Bird flu continuing to circulate in UK seabirds, RSPB warns

Highly-pathogenic avian influenza has caused the loss of a third of the Solway barnacle geese population, RSPB says
Highly-pathogenic avian influenza has caused the loss of a third of the Solway barnacle geese population, RSPB says

Concerns are growing over the spread of avian influenza following reports of the disease continuing to circulate in seabirds, causing the death of thousands of birds in Scotland alone.

RSPB Scotland has warned that the 2021-22 outbreak of highly-pathogenic avian influenza (HPAI) is still affecting wild bird populations in the UK.

The outbreak has been described as the UK's worst ever, and has affected a large number of commercial and backyard poultry sites.

In England alone, there has been 98 cases of bird flu in poultry and captive birds since the start of October 2021, while Scotland and Wales have recorded eight and five cases respectively.

But the RSPB Scotland said the outbreak has also had an 'unprecedented impact' on wild birds, causing the loss of a third of the Solway barnacle geese population.

"We have been in unchartered territory with the disease this year and its effects on wild birds," the charity said, "This is continuing with the focus now being on seabirds in Scotland."

Late last summer, sick and dead great skuas were found in Shetland, Orkney, St Kilda and the Flannan Isles and they tested positive for HPAI.

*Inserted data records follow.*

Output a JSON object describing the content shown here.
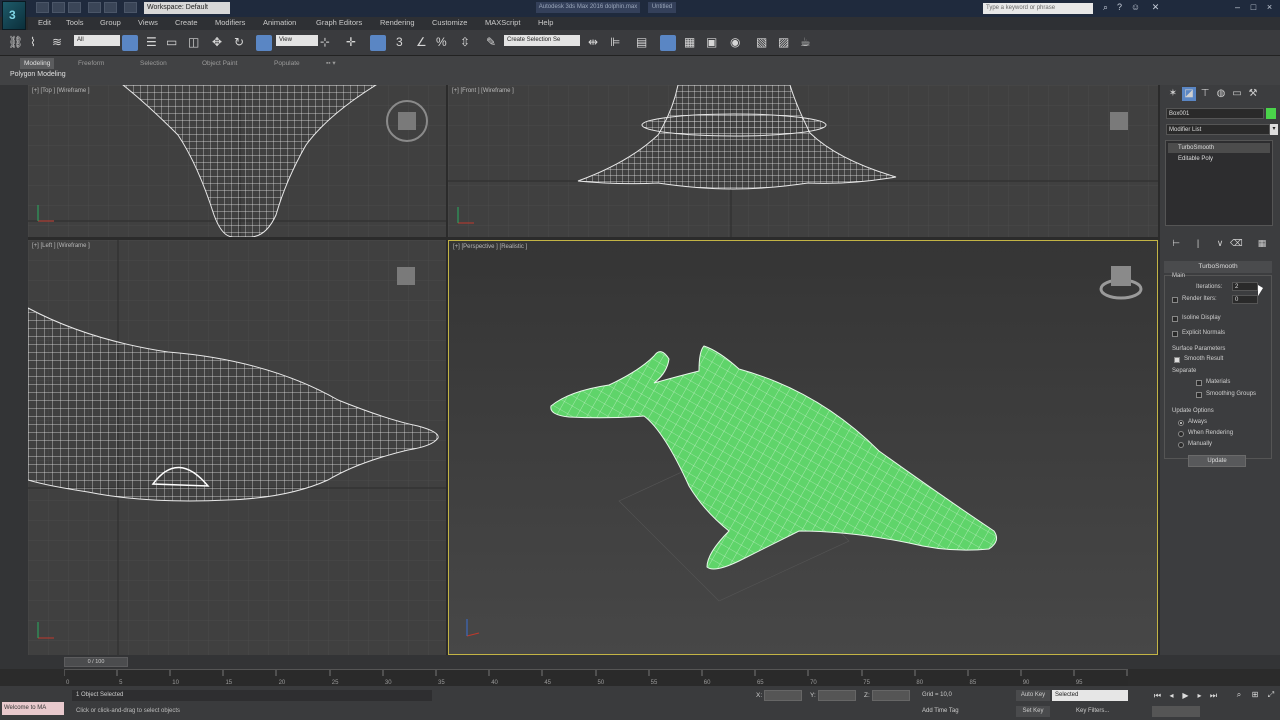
{
  "window": {
    "workspace": "Workspace: Default",
    "doc_title": "Autodesk 3ds Max 2016  dolphin.max",
    "doc_title_short": "Untitled",
    "search_placeholder": "Type a keyword or phrase"
  },
  "menu": [
    "Edit",
    "Tools",
    "Group",
    "Views",
    "Create",
    "Modifiers",
    "Animation",
    "Graph Editors",
    "Rendering",
    "Customize",
    "MAXScript",
    "Help"
  ],
  "toolbar": {
    "selection_filter": "All",
    "ref_coord": "View",
    "named_selection": "Create Selection Se"
  },
  "ribbon": {
    "tabs": [
      "Modeling",
      "Freeform",
      "Selection",
      "Object Paint",
      "Populate"
    ],
    "active_tab": "Modeling",
    "subtitle": "Polygon Modeling"
  },
  "viewports": {
    "top_label": "[+] [Top ] [Wireframe ]",
    "front_label": "[+] [Front ] [Wireframe ]",
    "left_label": "[+] [Left ] [Wireframe ]",
    "persp_label": "[+] [Perspective ] [Realistic ]"
  },
  "command_panel": {
    "object_name": "Box001",
    "object_color": "#4ad44a",
    "modifier_list": "Modifier List",
    "stack": [
      "TurboSmooth",
      "Editable Poly"
    ],
    "rollout_title": "TurboSmooth",
    "main_group": "Main",
    "iterations_label": "Iterations:",
    "iterations_value": "2",
    "render_iters_label": "Render Iters:",
    "render_iters_value": "0",
    "isoline_display": "Isoline Display",
    "explicit_normals": "Explicit Normals",
    "surface_params": "Surface Parameters",
    "smooth_result": "Smooth Result",
    "separate": "Separate",
    "materials": "Materials",
    "smoothing_groups": "Smoothing Groups",
    "update_options": "Update Options",
    "always": "Always",
    "when_rendering": "When Rendering",
    "manually": "Manually",
    "update_button": "Update"
  },
  "timeline": {
    "frame_display": "0 / 100",
    "ticks": [
      "0",
      "5",
      "10",
      "15",
      "20",
      "25",
      "30",
      "35",
      "40",
      "45",
      "50",
      "55",
      "60",
      "65",
      "70",
      "75",
      "80",
      "85",
      "90",
      "95",
      "100"
    ]
  },
  "status": {
    "maxscript": "Welcome to MA",
    "selection": "1 Object Selected",
    "prompt": "Click or click-and-drag to select objects",
    "x_label": "X:",
    "y_label": "Y:",
    "z_label": "Z:",
    "grid": "Grid = 10,0",
    "add_time_tag": "Add Time Tag",
    "auto_key": "Auto Key",
    "set_key": "Set Key",
    "key_mode": "Selected",
    "key_filters": "Key Filters...",
    "frame_value": "0"
  },
  "colors": {
    "dolphin_fill": "#5fd46a",
    "wire": "#e8e8e8",
    "active_border": "#c3b445",
    "accent": "#5a86c4"
  }
}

This happened just prior to migration – the species winters off North and West Africa – so the scale of impact on the population was unclear.

RSPB Scotland said: "Now the skuas are back and RSPB Scotland is collating data from colonies to assess impacts, but we were not expected to find great skuas again sick and dying from HPAI.

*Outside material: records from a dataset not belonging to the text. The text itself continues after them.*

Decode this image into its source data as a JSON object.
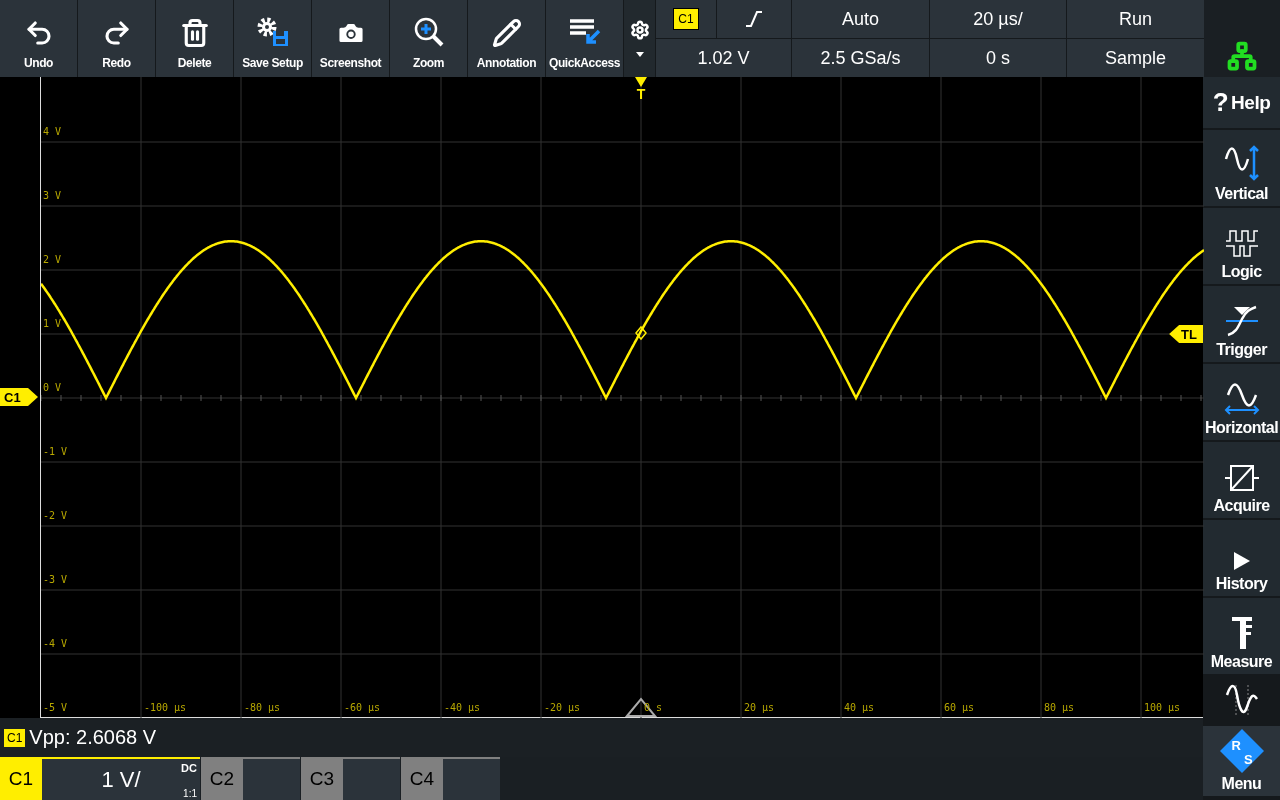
{
  "toolbar": [
    {
      "label": "Undo",
      "kind": "undo"
    },
    {
      "label": "Redo",
      "kind": "redo"
    },
    {
      "label": "Delete",
      "kind": "delete"
    },
    {
      "label": "Save Setup",
      "kind": "save"
    },
    {
      "label": "Screenshot",
      "kind": "screenshot"
    },
    {
      "label": "Zoom",
      "kind": "zoom"
    },
    {
      "label": "Annotation",
      "kind": "annotation"
    },
    {
      "label": "QuickAccess",
      "kind": "quickaccess"
    }
  ],
  "trigger_panel": {
    "source": "C1",
    "slope": {
      "kind": "rising"
    },
    "mode": "Auto",
    "timebase": "20 µs/",
    "run_state": "Run",
    "level": "1.02 V",
    "sample_rate": "2.5 GSa/s",
    "position": "0 s",
    "acquisition": "Sample"
  },
  "plot": {
    "y_labels": [
      "4 V",
      "3 V",
      "2 V",
      "1 V",
      "0 V",
      "-1 V",
      "-2 V",
      "-3 V",
      "-4 V",
      "-5 V"
    ],
    "x_labels": [
      "-100 µs",
      "-80 µs",
      "-60 µs",
      "-40 µs",
      "-20 µs",
      "0 s",
      "20 µs",
      "40 µs",
      "60 µs",
      "80 µs",
      "100 µs"
    ],
    "markers": {
      "channel": "C1",
      "trigger_level": "TL",
      "trigger_time": "T"
    }
  },
  "sidebar": [
    {
      "kind": "help",
      "glyph": "?",
      "label": "Help"
    },
    {
      "kind": "vertical",
      "label": "Vertical"
    },
    {
      "kind": "logic",
      "label": "Logic"
    },
    {
      "kind": "trigger",
      "label": "Trigger"
    },
    {
      "kind": "horizontal",
      "label": "Horizontal"
    },
    {
      "kind": "acquire",
      "label": "Acquire"
    },
    {
      "kind": "history",
      "label": "History"
    },
    {
      "kind": "measure",
      "label": "Measure"
    },
    {
      "kind": "wave"
    },
    {
      "kind": "menu",
      "label": "Menu",
      "logo": [
        "R",
        "S"
      ]
    }
  ],
  "measurement": {
    "source": "C1",
    "text": "Vpp: 2.6068 V"
  },
  "channels": [
    {
      "label": "C1",
      "on": true,
      "scale": "1 V/",
      "coupling": "DC",
      "probe": "1:1"
    },
    {
      "label": "C2",
      "on": false
    },
    {
      "label": "C3",
      "on": false
    },
    {
      "label": "C4",
      "on": false
    }
  ]
}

The charity added: "We are also seeing eider ducks and other seabirds including gannets succumbing to HPAI."

Britain's seabird populations are of global significance, with the UK holding 56% of the worlds northern gannet population.

Scotland holds nearly half (46%) of the world’s northern gannets and 60% of the world’s great skuas. Both these species are amber listed in Birds of Conservation Concern 5.

"There is great concern for the potential impacts of HPAI on our already beleaguered wild birds," RSPB Scotland warned.

It comes after the disease was confirmed on a Shropshire poultry farm last week, making it England's 98th case of the virus since the start of the 2021-22 bird flu season.

All birds on the infected premises were humanely culled, and a 3km Protection Zone and 10km Surveillance Zone have been put in place around the site.

The case was of renewed concern to the poultry sector, as it came just one month after the government eased the UK's mandatory poultry housing order.

The strict measure was introduced on 29 November 2021 to help stem the UK's outbreak of HPAI.

As part of the order, it was a legal requirement for all farmers and keepers to keep their birds indoors and to follow strict biosecurity measures.